Marijuana Business Magazine August 2019

Omar Sacirbey covers the cannabis industry for Marijuana Business Magazine. You can reach him at . Marijuana Business Magazine | August 2019 50 if we were just growing mediocre-quality cannabis with salt-based nutrients, we couldn’t compete.” CRAFTING A MESSAGE A key to craft success is creating a compelling message that resonates with retailers and consumers and then relaying it effectively through available channels, such as packaging, social media, alternative newspapers and the company’s own salespeople. To convey its craft brand, La Vida Verde stresses locale. “We put that on the package that all the cannabis and the ingredients are sourced from Santa Cruz County. When you buy one of our pre-rolls, the packaging will say, ‘Cultivated in Santa Cruz County,’” Berryessa said. La Vida Verde’s marketing efforts mostly come from in-house staffers, but the company also works with outside professionals who help with creating content, graphics and photography. Getting product onto retail shelves also requires persistence and a personal touch in a day and age when retailers are flooded with marketing calls from product suppliers. Sloat from Colorado-based AlpinStash said he and his business-partner wife would drop off samples, but that turned out to be a waste of time and product, because budtenders would just dump the samples in a big box with others. The couple didn’t stop with the samples, however. Rather than just dropping off samples, they’d request to spend a few minutes with a purchasing manager, just enough time to tell their story and talk up their product. According to Sloat, no meeting means no samples. “Then, we can talk about ourselves while the product is in front of them,” he said. “We only drop off samples if we know we can meet with the purchasing manager and establish that connection and present our story and brand narrative.” Craft Cannabis | Small-Batch Business Many of the key aspects that cultivators and consumers use to define craft cannabis are premium production methods that yield a high-quality product—and come at a price. This includes specialized inputs such as chemical-free pesticides and higher-cost production methods such as hand-trimming. While not all flower sold at a high price point could be considered “craft,” it’s likely true that most craft cannabis will be sold at a premium price. Looking at Colorado’s recreational marijuana market, where recent average prices for an eighth of flower have hovered around $25, the percentage of all eighths sold for more than $60 has risen sharply in recent years, even as wholesale cannabis prices in the state have been steadily declining.
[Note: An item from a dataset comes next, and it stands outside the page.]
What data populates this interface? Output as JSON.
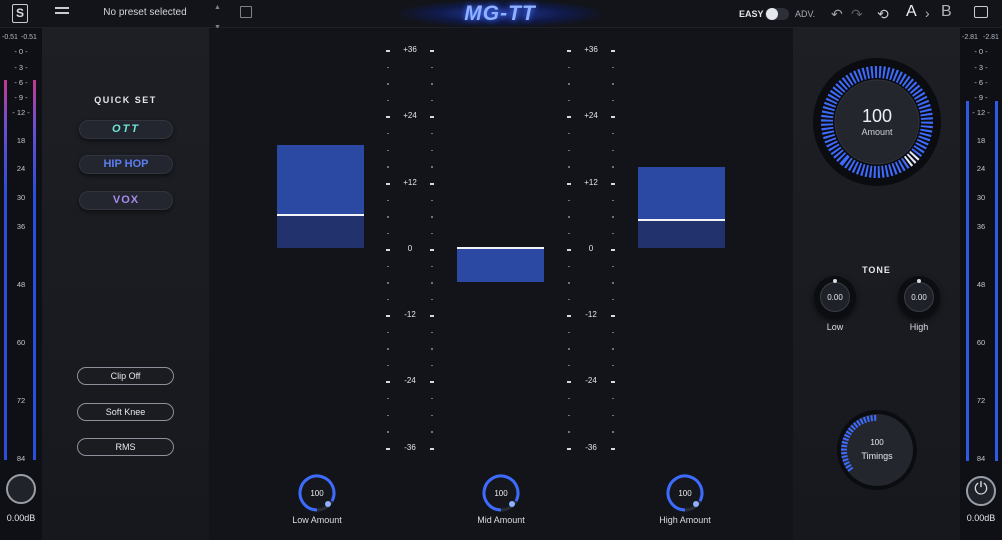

Though overall demand for flower is shrinking, the data suggests that consumers still in the market for flower—who are likely to be a more engaged, knowledgeable customer base—are willing to spend more for quality product. – Maggie Cowee and Eli McVey PERCENTAGE OF HIGH-END FLOWER SALES RISE AS WHOLESALE PRICES DECREASE IN COLORADO Source: Colorado Department Of Revenue, Headset Copyright 2019 Marijuana Business Daily, a division of Anne Holland Ventures Inc. All rights reserved. Through May 2019 Average Market Rate per Pound of Wholesale Flower (as of Jan. 1 of each year) Percentage of Eighths Sold in Colorado for $60 or More